Segment Start: Provided material

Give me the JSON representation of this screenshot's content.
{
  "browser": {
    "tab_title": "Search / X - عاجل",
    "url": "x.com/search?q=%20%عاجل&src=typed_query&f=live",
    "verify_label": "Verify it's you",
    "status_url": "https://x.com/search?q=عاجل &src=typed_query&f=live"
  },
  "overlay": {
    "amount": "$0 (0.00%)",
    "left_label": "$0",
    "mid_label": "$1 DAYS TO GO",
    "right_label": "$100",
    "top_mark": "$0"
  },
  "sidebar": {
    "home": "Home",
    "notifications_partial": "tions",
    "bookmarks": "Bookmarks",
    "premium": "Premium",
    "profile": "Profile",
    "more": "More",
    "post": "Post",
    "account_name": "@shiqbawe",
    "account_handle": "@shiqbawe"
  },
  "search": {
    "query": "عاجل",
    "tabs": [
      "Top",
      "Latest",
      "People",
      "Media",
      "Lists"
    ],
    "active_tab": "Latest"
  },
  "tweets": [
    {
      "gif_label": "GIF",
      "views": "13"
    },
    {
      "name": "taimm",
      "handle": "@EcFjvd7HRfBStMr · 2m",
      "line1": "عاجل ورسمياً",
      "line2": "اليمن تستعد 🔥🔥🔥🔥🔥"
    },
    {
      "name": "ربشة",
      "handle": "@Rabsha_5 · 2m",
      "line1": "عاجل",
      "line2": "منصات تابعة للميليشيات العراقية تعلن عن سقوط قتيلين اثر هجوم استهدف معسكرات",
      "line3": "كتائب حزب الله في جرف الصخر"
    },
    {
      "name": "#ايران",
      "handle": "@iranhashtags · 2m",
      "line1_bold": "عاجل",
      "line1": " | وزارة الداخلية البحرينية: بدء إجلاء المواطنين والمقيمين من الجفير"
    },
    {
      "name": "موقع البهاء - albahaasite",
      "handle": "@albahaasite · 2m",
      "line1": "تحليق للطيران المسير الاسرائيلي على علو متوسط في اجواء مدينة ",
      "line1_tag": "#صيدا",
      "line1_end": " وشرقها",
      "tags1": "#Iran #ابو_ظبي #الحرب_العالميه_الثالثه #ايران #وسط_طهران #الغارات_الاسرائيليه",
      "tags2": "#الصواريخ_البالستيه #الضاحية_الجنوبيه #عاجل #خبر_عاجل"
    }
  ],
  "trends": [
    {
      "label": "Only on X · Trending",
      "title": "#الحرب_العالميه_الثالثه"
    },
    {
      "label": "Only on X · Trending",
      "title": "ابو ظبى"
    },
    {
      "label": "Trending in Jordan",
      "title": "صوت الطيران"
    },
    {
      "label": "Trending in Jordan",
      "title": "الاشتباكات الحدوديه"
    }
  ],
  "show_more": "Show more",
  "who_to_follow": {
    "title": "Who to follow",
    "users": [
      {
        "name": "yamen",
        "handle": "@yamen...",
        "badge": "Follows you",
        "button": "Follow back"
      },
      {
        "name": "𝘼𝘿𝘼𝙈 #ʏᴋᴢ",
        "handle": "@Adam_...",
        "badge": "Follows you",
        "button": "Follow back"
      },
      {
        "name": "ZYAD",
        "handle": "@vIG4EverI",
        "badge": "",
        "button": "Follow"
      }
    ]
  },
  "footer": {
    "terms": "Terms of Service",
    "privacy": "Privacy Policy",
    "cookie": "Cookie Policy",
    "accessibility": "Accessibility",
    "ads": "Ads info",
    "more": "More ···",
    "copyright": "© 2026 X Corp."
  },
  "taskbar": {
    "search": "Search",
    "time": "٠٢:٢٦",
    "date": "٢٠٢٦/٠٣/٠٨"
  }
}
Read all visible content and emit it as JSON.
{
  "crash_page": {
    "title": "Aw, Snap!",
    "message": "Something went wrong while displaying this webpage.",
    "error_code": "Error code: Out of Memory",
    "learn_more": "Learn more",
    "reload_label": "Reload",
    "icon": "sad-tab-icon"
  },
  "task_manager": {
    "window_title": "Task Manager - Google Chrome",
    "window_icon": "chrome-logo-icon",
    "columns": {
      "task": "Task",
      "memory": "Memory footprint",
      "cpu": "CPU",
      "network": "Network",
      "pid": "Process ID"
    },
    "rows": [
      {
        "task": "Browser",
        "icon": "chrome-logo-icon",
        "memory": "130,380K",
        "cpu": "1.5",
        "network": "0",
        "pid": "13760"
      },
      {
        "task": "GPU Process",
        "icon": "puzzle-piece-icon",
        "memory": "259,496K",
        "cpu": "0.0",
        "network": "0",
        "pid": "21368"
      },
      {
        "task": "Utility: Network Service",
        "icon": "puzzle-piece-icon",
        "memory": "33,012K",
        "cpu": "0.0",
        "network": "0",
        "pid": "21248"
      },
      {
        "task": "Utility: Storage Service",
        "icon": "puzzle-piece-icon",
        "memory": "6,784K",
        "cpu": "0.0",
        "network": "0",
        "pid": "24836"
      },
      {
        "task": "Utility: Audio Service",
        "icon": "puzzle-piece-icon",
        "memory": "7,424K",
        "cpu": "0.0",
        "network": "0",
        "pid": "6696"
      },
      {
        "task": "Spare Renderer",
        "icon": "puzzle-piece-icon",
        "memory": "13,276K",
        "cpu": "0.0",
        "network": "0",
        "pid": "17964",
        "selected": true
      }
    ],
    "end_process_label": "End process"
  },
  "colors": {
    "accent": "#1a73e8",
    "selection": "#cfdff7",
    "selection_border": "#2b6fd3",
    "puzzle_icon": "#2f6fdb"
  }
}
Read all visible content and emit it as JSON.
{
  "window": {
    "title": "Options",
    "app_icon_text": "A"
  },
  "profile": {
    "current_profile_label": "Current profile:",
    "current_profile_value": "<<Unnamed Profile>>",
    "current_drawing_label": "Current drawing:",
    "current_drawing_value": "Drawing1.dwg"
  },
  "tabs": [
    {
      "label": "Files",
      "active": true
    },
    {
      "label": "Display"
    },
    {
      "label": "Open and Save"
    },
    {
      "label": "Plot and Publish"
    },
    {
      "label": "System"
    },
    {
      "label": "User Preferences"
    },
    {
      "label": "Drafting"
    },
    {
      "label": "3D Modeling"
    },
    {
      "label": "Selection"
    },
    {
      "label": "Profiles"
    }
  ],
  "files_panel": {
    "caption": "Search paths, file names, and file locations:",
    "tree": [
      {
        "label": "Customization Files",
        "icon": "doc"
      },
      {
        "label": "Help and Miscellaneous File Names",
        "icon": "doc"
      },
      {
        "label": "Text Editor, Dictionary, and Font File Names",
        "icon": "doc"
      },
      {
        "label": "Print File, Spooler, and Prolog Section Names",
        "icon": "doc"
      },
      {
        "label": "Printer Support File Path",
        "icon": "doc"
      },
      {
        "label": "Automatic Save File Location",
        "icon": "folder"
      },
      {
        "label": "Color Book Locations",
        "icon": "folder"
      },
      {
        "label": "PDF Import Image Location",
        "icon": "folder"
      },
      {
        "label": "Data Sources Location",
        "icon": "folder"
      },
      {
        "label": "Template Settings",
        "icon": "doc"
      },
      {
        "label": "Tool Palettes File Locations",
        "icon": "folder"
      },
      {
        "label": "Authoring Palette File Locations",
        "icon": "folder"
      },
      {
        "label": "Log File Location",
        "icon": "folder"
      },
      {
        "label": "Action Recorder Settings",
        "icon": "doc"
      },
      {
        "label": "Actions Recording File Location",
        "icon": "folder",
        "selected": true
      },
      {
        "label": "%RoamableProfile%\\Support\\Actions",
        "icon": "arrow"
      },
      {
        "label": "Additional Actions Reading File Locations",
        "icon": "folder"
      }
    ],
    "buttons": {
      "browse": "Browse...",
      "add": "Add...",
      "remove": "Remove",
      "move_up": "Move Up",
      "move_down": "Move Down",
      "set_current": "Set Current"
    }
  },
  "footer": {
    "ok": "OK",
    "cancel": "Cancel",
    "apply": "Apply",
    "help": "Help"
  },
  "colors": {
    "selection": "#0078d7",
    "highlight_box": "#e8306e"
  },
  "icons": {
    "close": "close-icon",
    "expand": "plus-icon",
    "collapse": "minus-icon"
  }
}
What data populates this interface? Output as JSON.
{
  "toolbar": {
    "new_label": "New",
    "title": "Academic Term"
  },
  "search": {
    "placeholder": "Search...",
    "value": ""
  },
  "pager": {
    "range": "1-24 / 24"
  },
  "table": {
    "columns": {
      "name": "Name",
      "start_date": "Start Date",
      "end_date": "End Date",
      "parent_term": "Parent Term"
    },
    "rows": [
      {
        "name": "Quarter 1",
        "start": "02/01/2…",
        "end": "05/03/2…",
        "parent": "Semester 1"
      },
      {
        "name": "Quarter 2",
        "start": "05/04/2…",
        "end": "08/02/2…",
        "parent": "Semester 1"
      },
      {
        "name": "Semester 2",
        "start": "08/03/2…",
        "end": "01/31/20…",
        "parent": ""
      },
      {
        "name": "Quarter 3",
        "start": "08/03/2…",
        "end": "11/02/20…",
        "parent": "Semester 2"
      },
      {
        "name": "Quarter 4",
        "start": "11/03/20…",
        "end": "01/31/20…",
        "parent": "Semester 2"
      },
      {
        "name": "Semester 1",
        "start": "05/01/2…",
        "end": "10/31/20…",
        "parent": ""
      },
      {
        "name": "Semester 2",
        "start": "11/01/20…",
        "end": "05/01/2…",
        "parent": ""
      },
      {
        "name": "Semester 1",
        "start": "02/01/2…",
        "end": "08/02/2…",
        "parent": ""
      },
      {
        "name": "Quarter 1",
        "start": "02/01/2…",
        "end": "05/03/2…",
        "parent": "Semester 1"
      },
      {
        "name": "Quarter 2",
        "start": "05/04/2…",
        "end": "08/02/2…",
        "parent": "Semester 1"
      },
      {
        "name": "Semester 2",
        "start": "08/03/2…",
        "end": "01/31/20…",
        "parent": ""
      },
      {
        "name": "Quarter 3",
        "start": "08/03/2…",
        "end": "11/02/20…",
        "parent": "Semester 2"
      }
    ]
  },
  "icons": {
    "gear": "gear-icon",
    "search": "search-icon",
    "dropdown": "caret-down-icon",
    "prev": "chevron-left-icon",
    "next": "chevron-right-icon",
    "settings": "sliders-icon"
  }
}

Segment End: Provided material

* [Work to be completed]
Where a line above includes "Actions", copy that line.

* [Task solution]
        "label": "Actions Recording File Location",
        "label": "%RoamableProfile%\\Support\\Actions",
        "label": "Additional Actions Reading File Locations",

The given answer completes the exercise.